Improvement can continue for years after a stroke, but for many people it’s quickest in the first six months. This is why it’s important for health professionals like physiotherapists and speech pathologists to start working with you as soon as possible after your stroke.
You can begin your rehabilitation while still in a stroke unit or on an acute ward. After that, you may be transferred to an inpatient rehabilitation unit, or you might go home with centre-based or visiting rehabilitation.
To decide how much and what type of rehabilitation therapy you get, the stroke team will consider whether you’re able to:
- improve enough to make a difference to your daily life
- manage the time spent in a therapy session
- work with the team to set goals and be prepared to reach them.
You and your family or carers should be actively involved in making these choices and in your ongoing rehabilitation.
It’s important to do as much practice as possible after the stroke, so talk to your therapists about tasks you and your family can do when the therapists are not around.
Make sure you also get appropriate rest, as it’s common to feel tired after a stroke. Sometimes you may experience fatigue that doesn’t improve with rest, so talk to your therapists about scheduling your rehabilitation for times when you are feeling most alert.

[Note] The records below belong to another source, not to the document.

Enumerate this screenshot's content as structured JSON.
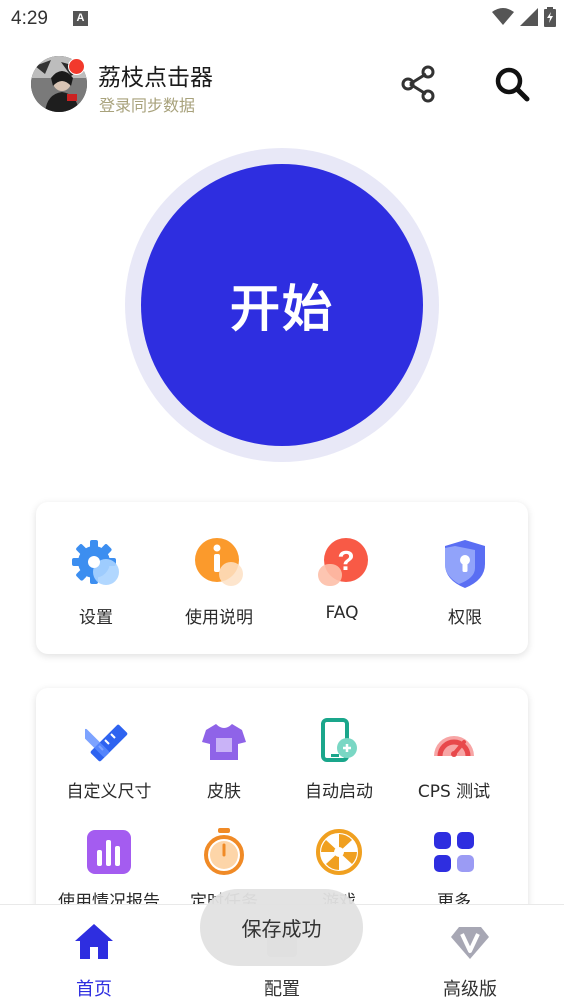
{
  "status_bar": {
    "time": "4:29",
    "notification_letter": "A"
  },
  "header": {
    "title": "荔枝点击器",
    "subtitle": "登录同步数据",
    "avatar": "user-avatar-icon"
  },
  "start": {
    "label": "开始"
  },
  "quick_menu": [
    {
      "label": "设置",
      "icon": "gear-icon"
    },
    {
      "label": "使用说明",
      "icon": "info-icon"
    },
    {
      "label": "FAQ",
      "icon": "question-icon"
    },
    {
      "label": "权限",
      "icon": "shield-lock-icon"
    }
  ],
  "tools": [
    {
      "label": "自定义尺寸",
      "icon": "ruler-pencil-icon"
    },
    {
      "label": "皮肤",
      "icon": "shirt-icon"
    },
    {
      "label": "自动启动",
      "icon": "phone-link-icon"
    },
    {
      "label": "CPS 测试",
      "icon": "gauge-icon"
    },
    {
      "label": "使用情况报告",
      "icon": "bar-chart-icon"
    },
    {
      "label": "定时任务",
      "icon": "stopwatch-icon"
    },
    {
      "label": "游戏",
      "icon": "wheel-icon"
    },
    {
      "label": "更多",
      "icon": "grid-icon"
    }
  ],
  "bottom_nav": [
    {
      "label": "首页",
      "icon": "home-icon",
      "active": true
    },
    {
      "label": "配置",
      "icon": "config-icon",
      "active": false
    },
    {
      "label": "高级版",
      "icon": "diamond-v-icon",
      "active": false
    }
  ],
  "toast": {
    "text": "保存成功"
  },
  "colors": {
    "primary": "#2e2ee0",
    "ring": "#e8e8f7",
    "subtitle": "#a8a27c",
    "badge": "#f2392c"
  }
}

For more on recovering different functions, see our resources under Body and Mind.
For information about funding and access to rehabilitation services, see Legal and financial support, Help to stay at home, or Moving into residential care.
After a stroke, it is often difficult to see a path from where you are now to where you want to be. Setting goals can break things down into manageable steps to get you there.
Your stroke team can help you start the process as early as possible after your stroke and continue when you leave hospital. It gives you and your family a target to aim for, with milestones to keep track of your progress.
Here are some tips to help you set goals:
- It is important that goals are specific (e.g. ‘to be able to dress myself’, rather than ‘get better’) and realistic.
- Set a timeframe to achieve your goal.
- Talk to your family and stroke team about your goals and celebrate your achievements along the way.
- Start small. Short-term goals can be stepping stones to achieve a bigger long-term goal. Your stroke team can help you to break your goals into smaller, achievable steps.
Set and keep track of your goals using the enableme goal-setting tool.
Rehabilitation means getting better after a stroke.
It helps you get back to doing things you used to do.
It also helps you find new ways of doing things.
Your brain can heal after a stroke.
This is called neuroplasticity.
Everyone is different.
Some people get back to normal.
Other people have a harder time.
You will make the most progress in the first 6 months.
You can still continue to get better for years.
What to expect
You start work on getting better very soon after your stroke.
People like physiotherapists and speech pathologists will help you.
They will visit you while you are still in hospital.
Practice the things they teach you.
Make sure you get enough rest.
Getting better is hard work!